:: Provided entries ::

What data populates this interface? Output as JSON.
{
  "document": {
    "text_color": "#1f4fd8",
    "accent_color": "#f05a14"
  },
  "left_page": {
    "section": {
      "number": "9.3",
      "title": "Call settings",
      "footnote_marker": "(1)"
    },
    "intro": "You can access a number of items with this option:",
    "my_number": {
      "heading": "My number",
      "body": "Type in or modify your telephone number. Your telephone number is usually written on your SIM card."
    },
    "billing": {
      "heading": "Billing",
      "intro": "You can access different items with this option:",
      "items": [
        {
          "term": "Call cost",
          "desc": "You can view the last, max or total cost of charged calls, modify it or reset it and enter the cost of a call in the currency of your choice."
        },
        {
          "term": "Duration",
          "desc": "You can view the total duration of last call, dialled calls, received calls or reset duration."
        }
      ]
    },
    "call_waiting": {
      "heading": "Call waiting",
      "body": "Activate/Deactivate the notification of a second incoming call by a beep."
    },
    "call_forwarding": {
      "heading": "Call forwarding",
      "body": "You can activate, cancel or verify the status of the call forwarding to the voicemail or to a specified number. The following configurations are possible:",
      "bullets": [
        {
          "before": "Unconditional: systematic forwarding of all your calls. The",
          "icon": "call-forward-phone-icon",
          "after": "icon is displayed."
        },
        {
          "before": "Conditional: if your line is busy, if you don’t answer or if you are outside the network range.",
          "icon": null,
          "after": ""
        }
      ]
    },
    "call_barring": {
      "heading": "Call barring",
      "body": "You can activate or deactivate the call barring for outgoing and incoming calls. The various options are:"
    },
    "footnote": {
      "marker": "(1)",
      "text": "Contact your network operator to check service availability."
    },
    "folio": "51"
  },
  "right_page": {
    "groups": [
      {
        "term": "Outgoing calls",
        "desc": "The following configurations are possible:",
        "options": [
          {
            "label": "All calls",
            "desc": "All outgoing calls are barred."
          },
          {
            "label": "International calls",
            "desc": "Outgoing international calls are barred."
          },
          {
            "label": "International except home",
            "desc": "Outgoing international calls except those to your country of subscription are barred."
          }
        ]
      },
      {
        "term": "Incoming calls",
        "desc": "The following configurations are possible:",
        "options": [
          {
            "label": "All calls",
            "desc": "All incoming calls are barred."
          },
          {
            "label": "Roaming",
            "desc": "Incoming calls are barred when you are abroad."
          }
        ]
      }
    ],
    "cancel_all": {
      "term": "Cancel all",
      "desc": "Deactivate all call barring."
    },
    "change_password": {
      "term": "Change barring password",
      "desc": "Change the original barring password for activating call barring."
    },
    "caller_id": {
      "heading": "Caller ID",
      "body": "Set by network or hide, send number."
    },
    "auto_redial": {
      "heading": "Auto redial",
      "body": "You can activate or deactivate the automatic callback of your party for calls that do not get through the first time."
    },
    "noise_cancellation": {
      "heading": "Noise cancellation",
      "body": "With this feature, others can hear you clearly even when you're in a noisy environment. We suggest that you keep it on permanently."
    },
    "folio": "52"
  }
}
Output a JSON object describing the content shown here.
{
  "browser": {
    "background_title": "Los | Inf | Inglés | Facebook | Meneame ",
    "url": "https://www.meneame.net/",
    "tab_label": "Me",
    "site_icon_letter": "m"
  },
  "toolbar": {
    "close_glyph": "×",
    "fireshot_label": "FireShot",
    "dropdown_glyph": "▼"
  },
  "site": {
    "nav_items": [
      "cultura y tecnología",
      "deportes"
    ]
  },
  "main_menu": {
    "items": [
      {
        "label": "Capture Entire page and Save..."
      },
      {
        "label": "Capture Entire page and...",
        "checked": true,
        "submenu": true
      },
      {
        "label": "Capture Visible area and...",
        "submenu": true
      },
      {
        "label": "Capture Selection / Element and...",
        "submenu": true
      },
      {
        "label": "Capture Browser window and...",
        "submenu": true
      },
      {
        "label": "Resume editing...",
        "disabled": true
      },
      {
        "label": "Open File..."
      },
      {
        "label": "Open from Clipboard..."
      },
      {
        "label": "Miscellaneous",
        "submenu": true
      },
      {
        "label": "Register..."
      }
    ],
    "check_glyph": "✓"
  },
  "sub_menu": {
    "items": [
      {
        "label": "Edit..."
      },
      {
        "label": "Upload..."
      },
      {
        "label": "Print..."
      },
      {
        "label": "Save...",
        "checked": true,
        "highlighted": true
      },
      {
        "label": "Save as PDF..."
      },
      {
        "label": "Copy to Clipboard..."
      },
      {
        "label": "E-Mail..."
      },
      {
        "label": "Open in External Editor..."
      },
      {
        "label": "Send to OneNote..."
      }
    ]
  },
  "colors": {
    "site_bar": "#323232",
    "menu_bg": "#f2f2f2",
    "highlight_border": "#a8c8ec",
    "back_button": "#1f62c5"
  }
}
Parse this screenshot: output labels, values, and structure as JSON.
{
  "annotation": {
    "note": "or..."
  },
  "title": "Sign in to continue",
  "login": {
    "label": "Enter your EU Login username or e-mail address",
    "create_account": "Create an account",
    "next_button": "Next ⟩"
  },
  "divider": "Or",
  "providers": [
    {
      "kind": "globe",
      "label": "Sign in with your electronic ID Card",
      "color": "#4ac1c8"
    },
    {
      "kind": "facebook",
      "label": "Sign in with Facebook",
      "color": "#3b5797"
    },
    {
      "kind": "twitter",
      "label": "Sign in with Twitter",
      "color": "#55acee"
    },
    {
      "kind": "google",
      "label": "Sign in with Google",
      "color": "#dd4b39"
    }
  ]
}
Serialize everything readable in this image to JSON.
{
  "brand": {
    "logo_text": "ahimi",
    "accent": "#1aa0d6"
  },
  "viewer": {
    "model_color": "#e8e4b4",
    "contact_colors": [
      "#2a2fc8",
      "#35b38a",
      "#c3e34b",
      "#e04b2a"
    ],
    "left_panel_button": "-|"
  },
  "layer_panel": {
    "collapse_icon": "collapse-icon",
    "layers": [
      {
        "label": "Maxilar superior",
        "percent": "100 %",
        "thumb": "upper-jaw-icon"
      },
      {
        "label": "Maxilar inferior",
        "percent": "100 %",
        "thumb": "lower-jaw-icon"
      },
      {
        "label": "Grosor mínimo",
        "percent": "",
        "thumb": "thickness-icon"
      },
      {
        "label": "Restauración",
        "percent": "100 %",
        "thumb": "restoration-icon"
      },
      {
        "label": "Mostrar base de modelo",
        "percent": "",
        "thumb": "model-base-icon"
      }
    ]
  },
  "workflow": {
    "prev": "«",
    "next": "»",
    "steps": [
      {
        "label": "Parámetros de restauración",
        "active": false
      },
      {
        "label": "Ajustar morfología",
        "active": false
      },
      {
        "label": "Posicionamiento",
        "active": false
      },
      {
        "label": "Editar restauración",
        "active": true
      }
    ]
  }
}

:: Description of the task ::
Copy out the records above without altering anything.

:: Answer to the exercise ::
What data populates this interface? Output as JSON.
{
  "document": {
    "text_color": "#1f4fd8",
    "accent_color": "#f05a14"
  },
  "left_page": {
    "section": {
      "number": "9.3",
      "title": "Call settings",
      "footnote_marker": "(1)"
    },
    "intro": "You can access a number of items with this option:",
    "my_number": {
      "heading": "My number",
      "body": "Type in or modify your telephone number. Your telephone number is usually written on your SIM card."
    },
    "billing": {
      "heading": "Billing",
      "intro": "You can access different items with this option:",
      "items": [
        {
          "term": "Call cost",
          "desc": "You can view the last, max or total cost of charged calls, modify it or reset it and enter the cost of a call in the currency of your choice."
        },
        {
          "term": "Duration",
          "desc": "You can view the total duration of last call, dialled calls, received calls or reset duration."
        }
      ]
    },
    "call_waiting": {
      "heading": "Call waiting",
      "body": "Activate/Deactivate the notification of a second incoming call by a beep."
    },
    "call_forwarding": {
      "heading": "Call forwarding",
      "body": "You can activate, cancel or verify the status of the call forwarding to the voicemail or to a specified number. The following configurations are possible:",
      "bullets": [
        {
          "before": "Unconditional: systematic forwarding of all your calls. The",
          "icon": "call-forward-phone-icon",
          "after": "icon is displayed."
        },
        {
          "before": "Conditional: if your line is busy, if you don’t answer or if you are outside the network range.",
          "icon": null,
          "after": ""
        }
      ]
    },
    "call_barring": {
      "heading": "Call barring",
      "body": "You can activate or deactivate the call barring for outgoing and incoming calls. The various options are:"
    },
    "footnote": {
      "marker": "(1)",
      "text": "Contact your network operator to check service availability."
    },
    "folio": "51"
  },
  "right_page": {
    "groups": [
      {
        "term": "Outgoing calls",
        "desc": "The following configurations are possible:",
        "options": [
          {
            "label": "All calls",
            "desc": "All outgoing calls are barred."
          },
          {
            "label": "International calls",
            "desc": "Outgoing international calls are barred."
          },
          {
            "label": "International except home",
            "desc": "Outgoing international calls except those to your country of subscription are barred."
          }
        ]
      },
      {
        "term": "Incoming calls",
        "desc": "The following configurations are possible:",
        "options": [
          {
            "label": "All calls",
            "desc": "All incoming calls are barred."
          },
          {
            "label": "Roaming",
            "desc": "Incoming calls are barred when you are abroad."
          }
        ]
      }
    ],
    "cancel_all": {
      "term": "Cancel all",
      "desc": "Deactivate all call barring."
    },
    "change_password": {
      "term": "Change barring password",
      "desc": "Change the original barring password for activating call barring."
    },
    "caller_id": {
      "heading": "Caller ID",
      "body": "Set by network or hide, send number."
    },
    "auto_redial": {
      "heading": "Auto redial",
      "body": "You can activate or deactivate the automatic callback of your party for calls that do not get through the first time."
    },
    "noise_cancellation": {
      "heading": "Noise cancellation",
      "body": "With this feature, others can hear you clearly even when you're in a noisy environment. We suggest that you keep it on permanently."
    },
    "folio": "52"
  }
}
Output a JSON object describing the content shown here.
{
  "browser": {
    "background_title": "Los | Inf | Inglés | Facebook | Meneame ",
    "url": "https://www.meneame.net/",
    "tab_label": "Me",
    "site_icon_letter": "m"
  },
  "toolbar": {
    "close_glyph": "×",
    "fireshot_label": "FireShot",
    "dropdown_glyph": "▼"
  },
  "site": {
    "nav_items": [
      "cultura y tecnología",
      "deportes"
    ]
  },
  "main_menu": {
    "items": [
      {
        "label": "Capture Entire page and Save..."
      },
      {
        "label": "Capture Entire page and...",
        "checked": true,
        "submenu": true
      },
      {
        "label": "Capture Visible area and...",
        "submenu": true
      },
      {
        "label": "Capture Selection / Element and...",
        "submenu": true
      },
      {
        "label": "Capture Browser window and...",
        "submenu": true
      },
      {
        "label": "Resume editing...",
        "disabled": true
      },
      {
        "label": "Open File..."
      },
      {
        "label": "Open from Clipboard..."
      },
      {
        "label": "Miscellaneous",
        "submenu": true
      },
      {
        "label": "Register..."
      }
    ],
    "check_glyph": "✓"
  },
  "sub_menu": {
    "items": [
      {
        "label": "Edit..."
      },
      {
        "label": "Upload..."
      },
      {
        "label": "Print..."
      },
      {
        "label": "Save...",
        "checked": true,
        "highlighted": true
      },
      {
        "label": "Save as PDF..."
      },
      {
        "label": "Copy to Clipboard..."
      },
      {
        "label": "E-Mail..."
      },
      {
        "label": "Open in External Editor..."
      },
      {
        "label": "Send to OneNote..."
      }
    ]
  },
  "colors": {
    "site_bar": "#323232",
    "menu_bg": "#f2f2f2",
    "highlight_border": "#a8c8ec",
    "back_button": "#1f62c5"
  }
}
Parse this screenshot: output labels, values, and structure as JSON.
{
  "annotation": {
    "note": "or..."
  },
  "title": "Sign in to continue",
  "login": {
    "label": "Enter your EU Login username or e-mail address",
    "create_account": "Create an account",
    "next_button": "Next ⟩"
  },
  "divider": "Or",
  "providers": [
    {
      "kind": "globe",
      "label": "Sign in with your electronic ID Card",
      "color": "#4ac1c8"
    },
    {
      "kind": "facebook",
      "label": "Sign in with Facebook",
      "color": "#3b5797"
    },
    {
      "kind": "twitter",
      "label": "Sign in with Twitter",
      "color": "#55acee"
    },
    {
      "kind": "google",
      "label": "Sign in with Google",
      "color": "#dd4b39"
    }
  ]
}
Serialize everything readable in this image to JSON.
{
  "brand": {
    "logo_text": "ahimi",
    "accent": "#1aa0d6"
  },
  "viewer": {
    "model_color": "#e8e4b4",
    "contact_colors": [
      "#2a2fc8",
      "#35b38a",
      "#c3e34b",
      "#e04b2a"
    ],
    "left_panel_button": "-|"
  },
  "layer_panel": {
    "collapse_icon": "collapse-icon",
    "layers": [
      {
        "label": "Maxilar superior",
        "percent": "100 %",
        "thumb": "upper-jaw-icon"
      },
      {
        "label": "Maxilar inferior",
        "percent": "100 %",
        "thumb": "lower-jaw-icon"
      },
      {
        "label": "Grosor mínimo",
        "percent": "",
        "thumb": "thickness-icon"
      },
      {
        "label": "Restauración",
        "percent": "100 %",
        "thumb": "restoration-icon"
      },
      {
        "label": "Mostrar base de modelo",
        "percent": "",
        "thumb": "model-base-icon"
      }
    ]
  },
  "workflow": {
    "prev": "«",
    "next": "»",
    "steps": [
      {
        "label": "Parámetros de restauración",
        "active": false
      },
      {
        "label": "Ajustar morfología",
        "active": false
      },
      {
        "label": "Posicionamiento",
        "active": false
      },
      {
        "label": "Editar restauración",
        "active": true
      }
    ]
  }
}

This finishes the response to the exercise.